GIVEN ENTRIES section start

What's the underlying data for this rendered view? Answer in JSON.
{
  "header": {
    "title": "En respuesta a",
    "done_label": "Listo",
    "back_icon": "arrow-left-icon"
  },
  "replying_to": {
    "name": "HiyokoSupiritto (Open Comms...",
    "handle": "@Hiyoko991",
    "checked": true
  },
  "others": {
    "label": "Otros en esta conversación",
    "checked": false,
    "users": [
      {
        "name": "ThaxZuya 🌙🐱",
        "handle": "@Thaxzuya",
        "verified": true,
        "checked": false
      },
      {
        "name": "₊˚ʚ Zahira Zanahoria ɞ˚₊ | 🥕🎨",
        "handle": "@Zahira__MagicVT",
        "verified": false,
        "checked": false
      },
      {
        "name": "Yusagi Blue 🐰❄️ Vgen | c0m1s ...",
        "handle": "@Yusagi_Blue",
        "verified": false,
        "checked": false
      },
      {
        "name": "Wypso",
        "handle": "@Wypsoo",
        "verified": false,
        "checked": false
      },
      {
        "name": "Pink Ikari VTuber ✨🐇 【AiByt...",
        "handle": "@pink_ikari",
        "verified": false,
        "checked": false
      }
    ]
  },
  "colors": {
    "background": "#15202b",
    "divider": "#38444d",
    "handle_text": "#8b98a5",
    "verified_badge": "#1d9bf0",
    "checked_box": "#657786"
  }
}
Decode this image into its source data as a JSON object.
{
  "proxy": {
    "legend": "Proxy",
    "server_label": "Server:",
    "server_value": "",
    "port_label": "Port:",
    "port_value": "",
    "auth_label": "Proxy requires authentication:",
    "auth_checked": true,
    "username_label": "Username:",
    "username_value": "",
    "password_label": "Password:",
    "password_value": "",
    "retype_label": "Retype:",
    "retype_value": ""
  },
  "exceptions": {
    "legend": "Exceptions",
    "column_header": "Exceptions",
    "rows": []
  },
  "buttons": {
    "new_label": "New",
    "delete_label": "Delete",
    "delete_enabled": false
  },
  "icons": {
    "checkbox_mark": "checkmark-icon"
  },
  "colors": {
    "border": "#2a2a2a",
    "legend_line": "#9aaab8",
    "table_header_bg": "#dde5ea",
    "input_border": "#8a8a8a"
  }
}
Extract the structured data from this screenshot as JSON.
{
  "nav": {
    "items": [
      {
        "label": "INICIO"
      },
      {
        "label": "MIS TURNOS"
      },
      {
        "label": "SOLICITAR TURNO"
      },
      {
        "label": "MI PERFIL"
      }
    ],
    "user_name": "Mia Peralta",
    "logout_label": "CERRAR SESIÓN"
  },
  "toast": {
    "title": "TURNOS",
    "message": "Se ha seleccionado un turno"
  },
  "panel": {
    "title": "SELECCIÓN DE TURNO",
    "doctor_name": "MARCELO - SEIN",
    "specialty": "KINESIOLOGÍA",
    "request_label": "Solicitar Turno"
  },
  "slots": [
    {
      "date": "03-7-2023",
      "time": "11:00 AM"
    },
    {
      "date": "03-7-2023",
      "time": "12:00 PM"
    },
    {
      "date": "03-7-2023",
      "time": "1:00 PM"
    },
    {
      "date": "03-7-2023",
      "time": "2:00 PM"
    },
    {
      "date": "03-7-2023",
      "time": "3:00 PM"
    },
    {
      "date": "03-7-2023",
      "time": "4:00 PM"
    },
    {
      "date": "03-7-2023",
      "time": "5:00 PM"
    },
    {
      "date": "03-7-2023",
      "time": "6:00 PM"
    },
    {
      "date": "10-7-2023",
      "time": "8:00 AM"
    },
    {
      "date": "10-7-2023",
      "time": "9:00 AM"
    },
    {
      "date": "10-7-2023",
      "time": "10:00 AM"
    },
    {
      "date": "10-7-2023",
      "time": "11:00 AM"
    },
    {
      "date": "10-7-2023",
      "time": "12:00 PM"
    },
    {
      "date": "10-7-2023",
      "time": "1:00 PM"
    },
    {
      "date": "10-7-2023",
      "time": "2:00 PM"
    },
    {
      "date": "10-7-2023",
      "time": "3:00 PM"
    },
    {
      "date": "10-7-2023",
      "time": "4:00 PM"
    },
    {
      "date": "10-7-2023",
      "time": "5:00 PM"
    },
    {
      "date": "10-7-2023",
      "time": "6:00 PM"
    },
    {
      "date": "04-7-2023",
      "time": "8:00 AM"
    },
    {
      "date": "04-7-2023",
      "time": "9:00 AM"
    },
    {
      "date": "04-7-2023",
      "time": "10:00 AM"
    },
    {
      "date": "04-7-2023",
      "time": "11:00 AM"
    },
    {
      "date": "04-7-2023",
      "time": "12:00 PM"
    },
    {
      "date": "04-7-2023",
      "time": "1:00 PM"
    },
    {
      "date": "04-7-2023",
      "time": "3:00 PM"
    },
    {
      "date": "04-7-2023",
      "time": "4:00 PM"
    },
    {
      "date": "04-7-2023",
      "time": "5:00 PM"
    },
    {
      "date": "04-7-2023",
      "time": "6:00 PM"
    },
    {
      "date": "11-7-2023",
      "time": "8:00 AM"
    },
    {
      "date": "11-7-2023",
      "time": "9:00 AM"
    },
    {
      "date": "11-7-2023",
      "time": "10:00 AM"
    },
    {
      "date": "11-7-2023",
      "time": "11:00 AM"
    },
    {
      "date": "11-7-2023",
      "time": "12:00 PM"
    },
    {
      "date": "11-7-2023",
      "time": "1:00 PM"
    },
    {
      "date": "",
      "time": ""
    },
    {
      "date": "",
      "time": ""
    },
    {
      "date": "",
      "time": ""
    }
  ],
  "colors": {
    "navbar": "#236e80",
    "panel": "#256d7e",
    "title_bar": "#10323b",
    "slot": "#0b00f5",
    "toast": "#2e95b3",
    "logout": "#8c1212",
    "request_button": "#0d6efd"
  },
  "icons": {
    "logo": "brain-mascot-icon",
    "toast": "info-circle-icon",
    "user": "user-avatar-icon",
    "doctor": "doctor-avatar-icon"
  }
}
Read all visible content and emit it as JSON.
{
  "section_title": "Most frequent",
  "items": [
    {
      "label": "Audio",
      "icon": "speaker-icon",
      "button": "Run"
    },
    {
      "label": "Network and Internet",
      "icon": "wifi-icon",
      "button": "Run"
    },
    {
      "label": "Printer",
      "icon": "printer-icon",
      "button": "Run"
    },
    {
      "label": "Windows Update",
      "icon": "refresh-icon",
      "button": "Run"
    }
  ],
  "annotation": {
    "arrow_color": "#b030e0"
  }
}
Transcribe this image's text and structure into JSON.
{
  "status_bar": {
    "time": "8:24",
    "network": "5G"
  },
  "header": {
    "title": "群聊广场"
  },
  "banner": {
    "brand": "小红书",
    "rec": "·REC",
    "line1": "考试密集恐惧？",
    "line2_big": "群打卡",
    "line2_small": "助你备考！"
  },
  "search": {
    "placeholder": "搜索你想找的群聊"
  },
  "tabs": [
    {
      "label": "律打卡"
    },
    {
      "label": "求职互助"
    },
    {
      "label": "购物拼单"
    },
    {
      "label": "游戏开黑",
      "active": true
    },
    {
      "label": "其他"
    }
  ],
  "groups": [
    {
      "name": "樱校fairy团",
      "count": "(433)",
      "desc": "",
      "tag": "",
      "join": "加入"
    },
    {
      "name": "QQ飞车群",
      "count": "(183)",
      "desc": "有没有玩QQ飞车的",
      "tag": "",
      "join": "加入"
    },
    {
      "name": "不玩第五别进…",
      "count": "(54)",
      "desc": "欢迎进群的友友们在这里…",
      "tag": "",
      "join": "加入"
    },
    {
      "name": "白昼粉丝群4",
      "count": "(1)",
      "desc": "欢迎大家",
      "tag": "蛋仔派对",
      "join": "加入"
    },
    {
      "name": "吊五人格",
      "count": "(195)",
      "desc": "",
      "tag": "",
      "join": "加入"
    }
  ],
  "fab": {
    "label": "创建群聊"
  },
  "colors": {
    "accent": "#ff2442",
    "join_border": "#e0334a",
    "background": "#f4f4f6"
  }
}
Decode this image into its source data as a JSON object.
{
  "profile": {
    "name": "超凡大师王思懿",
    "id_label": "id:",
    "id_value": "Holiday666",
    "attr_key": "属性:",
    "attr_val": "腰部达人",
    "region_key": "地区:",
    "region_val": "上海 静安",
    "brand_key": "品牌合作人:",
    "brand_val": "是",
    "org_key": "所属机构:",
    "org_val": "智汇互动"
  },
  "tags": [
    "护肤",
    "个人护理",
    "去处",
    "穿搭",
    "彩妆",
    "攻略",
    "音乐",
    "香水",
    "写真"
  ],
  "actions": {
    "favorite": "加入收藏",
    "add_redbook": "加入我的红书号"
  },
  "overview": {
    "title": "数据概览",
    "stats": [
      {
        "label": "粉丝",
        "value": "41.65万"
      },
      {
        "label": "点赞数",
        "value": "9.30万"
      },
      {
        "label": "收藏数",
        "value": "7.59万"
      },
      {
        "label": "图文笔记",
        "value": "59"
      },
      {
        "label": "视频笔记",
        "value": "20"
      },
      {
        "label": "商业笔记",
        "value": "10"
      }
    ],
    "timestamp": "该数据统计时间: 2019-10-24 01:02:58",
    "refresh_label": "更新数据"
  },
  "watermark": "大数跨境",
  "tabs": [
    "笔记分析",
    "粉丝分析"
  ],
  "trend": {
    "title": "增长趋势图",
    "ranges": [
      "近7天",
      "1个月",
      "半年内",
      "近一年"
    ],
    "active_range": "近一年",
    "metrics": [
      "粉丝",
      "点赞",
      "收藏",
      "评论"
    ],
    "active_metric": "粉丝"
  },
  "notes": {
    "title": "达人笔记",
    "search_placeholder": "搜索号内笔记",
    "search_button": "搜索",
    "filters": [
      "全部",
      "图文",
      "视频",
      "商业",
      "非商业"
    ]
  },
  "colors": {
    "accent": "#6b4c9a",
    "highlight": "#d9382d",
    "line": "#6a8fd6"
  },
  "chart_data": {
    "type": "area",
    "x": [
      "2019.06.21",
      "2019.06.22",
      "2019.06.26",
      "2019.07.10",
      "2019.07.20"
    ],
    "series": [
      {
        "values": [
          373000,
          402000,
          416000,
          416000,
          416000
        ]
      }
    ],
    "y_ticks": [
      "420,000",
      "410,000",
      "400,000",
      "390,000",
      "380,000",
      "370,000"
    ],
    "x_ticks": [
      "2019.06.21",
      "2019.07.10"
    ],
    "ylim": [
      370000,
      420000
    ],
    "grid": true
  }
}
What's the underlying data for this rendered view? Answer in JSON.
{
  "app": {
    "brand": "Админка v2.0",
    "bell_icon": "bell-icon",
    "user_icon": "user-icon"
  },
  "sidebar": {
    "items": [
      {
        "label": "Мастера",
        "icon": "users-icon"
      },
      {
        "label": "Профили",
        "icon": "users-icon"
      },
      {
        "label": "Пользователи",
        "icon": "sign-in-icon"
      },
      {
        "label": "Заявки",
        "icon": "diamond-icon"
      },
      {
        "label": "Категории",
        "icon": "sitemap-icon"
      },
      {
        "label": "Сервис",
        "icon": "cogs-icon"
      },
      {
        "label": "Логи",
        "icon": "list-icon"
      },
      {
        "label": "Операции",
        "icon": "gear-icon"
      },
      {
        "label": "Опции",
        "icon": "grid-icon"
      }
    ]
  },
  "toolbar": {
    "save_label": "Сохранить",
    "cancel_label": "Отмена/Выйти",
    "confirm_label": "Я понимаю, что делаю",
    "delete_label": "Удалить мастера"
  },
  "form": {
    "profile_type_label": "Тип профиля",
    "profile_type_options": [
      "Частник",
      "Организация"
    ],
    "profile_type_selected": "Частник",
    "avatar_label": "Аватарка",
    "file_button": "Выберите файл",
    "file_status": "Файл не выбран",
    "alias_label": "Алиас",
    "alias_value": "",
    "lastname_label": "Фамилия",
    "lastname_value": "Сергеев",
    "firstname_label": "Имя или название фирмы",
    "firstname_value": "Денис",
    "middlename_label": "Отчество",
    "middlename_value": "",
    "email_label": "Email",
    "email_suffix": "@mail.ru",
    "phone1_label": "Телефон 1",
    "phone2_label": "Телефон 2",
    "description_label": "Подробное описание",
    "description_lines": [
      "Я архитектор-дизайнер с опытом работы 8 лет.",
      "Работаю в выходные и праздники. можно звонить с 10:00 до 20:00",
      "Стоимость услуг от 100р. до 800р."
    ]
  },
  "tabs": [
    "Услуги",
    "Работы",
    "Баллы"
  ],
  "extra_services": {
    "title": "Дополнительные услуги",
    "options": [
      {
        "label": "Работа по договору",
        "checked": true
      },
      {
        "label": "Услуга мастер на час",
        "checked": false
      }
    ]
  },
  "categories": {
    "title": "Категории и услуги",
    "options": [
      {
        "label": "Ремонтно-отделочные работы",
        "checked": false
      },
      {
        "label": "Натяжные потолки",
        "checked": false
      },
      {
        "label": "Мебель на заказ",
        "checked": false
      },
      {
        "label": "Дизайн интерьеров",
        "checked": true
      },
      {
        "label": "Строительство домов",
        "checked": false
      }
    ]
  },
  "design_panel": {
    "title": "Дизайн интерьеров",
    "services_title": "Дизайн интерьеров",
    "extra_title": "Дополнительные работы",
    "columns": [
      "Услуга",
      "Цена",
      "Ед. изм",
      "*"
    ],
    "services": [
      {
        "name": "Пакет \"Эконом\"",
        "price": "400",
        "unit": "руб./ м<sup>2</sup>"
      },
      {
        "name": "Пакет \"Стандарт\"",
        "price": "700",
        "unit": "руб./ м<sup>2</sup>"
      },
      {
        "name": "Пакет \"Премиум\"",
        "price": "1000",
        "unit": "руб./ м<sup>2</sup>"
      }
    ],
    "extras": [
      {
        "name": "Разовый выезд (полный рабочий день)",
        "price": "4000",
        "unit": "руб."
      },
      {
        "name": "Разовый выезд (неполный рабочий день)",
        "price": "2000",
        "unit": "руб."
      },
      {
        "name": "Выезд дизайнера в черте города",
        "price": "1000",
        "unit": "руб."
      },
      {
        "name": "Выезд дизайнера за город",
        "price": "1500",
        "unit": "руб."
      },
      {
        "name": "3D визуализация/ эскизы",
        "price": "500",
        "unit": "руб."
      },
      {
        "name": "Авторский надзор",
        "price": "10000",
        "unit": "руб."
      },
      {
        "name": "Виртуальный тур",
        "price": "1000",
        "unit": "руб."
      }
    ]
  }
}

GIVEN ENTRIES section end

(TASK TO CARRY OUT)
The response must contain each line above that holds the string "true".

(THE ANSWER)
    "checked": true
        "verified": true,
    "auth_checked": true,
      "active": true
    "grid": true
        "checked": true
        "checked": true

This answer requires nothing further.